Search This Blog

Sunday, 22 August 2010

A tale of two cities

The new Government of an ancient nation decided to trust its citizens and let them decide how they wanted things organised. The bureaucrats were put out to grass and each Provincial administration encouraged to stop wasting money, to stop creating pointless structures and systems and instead to put control of public services and resources with the people who matter; the citizens themselves.

In the far east of that nation sits two halves of a once even older kingdom. Today it comprises two provinces, one the North Folk and the other the South Folk. The local politicians and officers in both administrations listened intently to what the new Government was suggesting. Both decided they knew the answer and both hurried to their capital cities to plan their exciting new future.

The North Folk had already created a wholly owned trading company. Someone suggested that if public services were transferred to this convenient organisation costs could be saved, public needs met and the whole thing done without the need for too much consultation or debate. The officers were after all the professionals here and providing the elected members saw change and cost saving, all would be well.

The South Folk had a very different idea. They decided to take the Government at its word and pass ownership of all public services back to local community groups. They reckoned this would save money and enable communities to mix and match services to get the best possible use out of every resource. So the library in a small town could become the hub for training courses, community group meetings and even host service providers looking for a base in that town. Flexibility, local accountability and innovation, supported by a core team of professionals was the answer they thought.

And so it came to pass that the North Folk saw little real change, although to be fair their administration did make the money go further and that everyone agreed was good.

The South Folk saw tremendous change. A host of exciting new partnerships and initiatives emerged as each community blended services and resources to meet their own local needs. The elected members and officers of the provincial authority ensured fair play, kept things compliant with the remaining sensible national legislation and everyone become very, very happy. Here, people felt they belonged, had a say and were part of something good.
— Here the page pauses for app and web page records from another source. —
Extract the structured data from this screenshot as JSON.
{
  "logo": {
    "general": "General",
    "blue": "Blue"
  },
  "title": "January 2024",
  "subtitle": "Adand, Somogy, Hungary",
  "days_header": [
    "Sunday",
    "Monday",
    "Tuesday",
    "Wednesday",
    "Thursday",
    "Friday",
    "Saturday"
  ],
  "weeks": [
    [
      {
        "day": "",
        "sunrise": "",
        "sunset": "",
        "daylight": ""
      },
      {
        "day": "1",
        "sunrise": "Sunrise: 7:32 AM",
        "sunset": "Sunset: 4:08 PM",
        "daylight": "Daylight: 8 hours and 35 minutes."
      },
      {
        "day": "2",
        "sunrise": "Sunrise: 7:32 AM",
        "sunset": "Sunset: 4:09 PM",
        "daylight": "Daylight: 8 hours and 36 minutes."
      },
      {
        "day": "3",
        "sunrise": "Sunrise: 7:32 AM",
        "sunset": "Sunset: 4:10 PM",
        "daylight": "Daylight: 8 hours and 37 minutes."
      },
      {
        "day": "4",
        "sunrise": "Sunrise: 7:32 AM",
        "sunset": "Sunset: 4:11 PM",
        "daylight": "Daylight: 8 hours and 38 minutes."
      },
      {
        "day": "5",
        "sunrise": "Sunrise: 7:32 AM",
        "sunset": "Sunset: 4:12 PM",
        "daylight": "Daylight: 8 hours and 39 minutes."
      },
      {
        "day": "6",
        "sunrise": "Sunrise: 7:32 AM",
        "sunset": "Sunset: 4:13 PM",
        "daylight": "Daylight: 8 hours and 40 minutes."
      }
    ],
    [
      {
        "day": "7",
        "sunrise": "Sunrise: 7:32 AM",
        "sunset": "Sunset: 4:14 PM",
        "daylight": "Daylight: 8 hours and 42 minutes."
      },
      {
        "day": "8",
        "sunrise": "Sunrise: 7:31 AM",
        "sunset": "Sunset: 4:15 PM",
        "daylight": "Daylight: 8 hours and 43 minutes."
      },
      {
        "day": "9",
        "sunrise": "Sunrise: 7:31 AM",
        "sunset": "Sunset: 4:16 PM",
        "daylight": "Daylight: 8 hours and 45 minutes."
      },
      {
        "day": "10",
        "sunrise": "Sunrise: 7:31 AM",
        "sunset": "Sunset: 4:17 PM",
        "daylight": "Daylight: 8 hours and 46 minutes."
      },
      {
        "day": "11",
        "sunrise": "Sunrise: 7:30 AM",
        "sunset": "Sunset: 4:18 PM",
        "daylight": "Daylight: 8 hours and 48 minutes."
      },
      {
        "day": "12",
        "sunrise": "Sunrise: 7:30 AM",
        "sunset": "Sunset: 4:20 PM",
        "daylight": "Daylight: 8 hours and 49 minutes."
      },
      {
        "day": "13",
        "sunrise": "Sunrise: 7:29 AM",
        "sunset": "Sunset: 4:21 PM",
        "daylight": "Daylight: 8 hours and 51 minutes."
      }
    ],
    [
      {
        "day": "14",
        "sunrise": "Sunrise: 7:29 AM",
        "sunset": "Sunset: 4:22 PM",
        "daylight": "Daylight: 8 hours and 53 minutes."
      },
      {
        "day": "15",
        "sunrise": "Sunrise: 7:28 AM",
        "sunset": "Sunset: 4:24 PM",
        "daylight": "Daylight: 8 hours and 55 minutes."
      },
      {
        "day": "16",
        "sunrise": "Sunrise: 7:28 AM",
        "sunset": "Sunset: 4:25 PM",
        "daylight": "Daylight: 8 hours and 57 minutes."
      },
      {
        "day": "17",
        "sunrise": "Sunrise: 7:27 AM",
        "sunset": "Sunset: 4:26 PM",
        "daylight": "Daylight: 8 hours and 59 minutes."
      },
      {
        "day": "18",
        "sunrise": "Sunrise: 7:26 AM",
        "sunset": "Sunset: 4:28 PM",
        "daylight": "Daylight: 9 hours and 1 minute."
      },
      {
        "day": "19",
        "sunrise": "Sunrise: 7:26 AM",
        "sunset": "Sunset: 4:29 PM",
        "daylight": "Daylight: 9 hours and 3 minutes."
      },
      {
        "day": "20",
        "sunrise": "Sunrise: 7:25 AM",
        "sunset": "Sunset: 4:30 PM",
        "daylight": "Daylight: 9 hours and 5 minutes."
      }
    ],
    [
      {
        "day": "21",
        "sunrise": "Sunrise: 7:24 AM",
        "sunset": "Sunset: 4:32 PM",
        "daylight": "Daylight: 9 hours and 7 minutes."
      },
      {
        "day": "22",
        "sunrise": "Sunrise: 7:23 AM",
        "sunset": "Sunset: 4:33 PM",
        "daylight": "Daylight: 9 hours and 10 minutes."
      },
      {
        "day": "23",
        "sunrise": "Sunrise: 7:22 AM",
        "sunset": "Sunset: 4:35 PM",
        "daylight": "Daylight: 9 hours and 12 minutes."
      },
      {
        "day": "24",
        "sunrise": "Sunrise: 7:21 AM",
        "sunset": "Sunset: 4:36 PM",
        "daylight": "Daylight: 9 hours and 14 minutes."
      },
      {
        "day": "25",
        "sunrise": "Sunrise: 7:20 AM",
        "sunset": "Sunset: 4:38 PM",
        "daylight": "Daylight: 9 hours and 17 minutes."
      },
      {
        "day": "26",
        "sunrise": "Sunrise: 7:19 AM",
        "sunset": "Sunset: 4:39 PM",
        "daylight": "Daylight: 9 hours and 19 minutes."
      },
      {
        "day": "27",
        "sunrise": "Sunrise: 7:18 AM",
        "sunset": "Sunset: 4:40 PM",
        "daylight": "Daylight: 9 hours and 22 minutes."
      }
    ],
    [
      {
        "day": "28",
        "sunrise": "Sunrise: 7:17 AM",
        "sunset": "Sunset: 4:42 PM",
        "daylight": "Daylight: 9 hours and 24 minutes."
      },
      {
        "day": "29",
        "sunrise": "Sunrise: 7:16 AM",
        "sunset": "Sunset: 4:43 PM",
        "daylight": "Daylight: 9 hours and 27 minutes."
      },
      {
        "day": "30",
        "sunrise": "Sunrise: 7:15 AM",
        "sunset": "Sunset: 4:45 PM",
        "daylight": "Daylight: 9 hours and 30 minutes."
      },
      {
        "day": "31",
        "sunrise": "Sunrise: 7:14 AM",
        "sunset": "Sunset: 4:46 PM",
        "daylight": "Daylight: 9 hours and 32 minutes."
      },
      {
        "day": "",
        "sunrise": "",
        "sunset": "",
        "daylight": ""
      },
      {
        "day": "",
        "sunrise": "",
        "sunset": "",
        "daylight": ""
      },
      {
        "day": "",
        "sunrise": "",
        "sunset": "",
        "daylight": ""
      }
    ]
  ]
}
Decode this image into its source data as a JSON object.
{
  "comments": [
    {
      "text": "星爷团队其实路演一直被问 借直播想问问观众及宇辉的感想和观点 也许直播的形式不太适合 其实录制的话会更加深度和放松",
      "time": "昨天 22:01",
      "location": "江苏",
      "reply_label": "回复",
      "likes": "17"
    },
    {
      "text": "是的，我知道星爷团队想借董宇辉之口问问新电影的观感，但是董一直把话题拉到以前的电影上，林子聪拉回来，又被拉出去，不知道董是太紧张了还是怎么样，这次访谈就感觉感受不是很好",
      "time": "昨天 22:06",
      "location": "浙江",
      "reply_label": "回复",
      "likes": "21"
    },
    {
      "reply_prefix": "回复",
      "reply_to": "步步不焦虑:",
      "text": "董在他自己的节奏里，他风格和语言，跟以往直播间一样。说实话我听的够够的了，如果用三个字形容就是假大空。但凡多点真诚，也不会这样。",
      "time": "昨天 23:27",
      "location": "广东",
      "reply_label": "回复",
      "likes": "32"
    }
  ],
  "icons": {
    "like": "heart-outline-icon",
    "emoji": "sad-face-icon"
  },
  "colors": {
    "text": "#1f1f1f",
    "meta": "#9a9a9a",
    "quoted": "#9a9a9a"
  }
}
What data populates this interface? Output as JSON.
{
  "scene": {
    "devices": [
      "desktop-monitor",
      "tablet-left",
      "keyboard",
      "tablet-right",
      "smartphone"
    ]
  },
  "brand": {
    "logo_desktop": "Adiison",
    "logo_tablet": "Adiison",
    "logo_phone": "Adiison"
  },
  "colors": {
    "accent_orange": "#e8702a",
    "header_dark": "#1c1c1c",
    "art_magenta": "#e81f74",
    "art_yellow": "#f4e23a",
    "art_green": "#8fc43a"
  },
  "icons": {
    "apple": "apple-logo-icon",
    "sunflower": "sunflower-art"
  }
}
When they visited the North Folk they saw how little had really changed and marvelled at the progress they had made. Big Society had arrived in both provinces, but only in the South had it become real.

No comments:

Post a Comment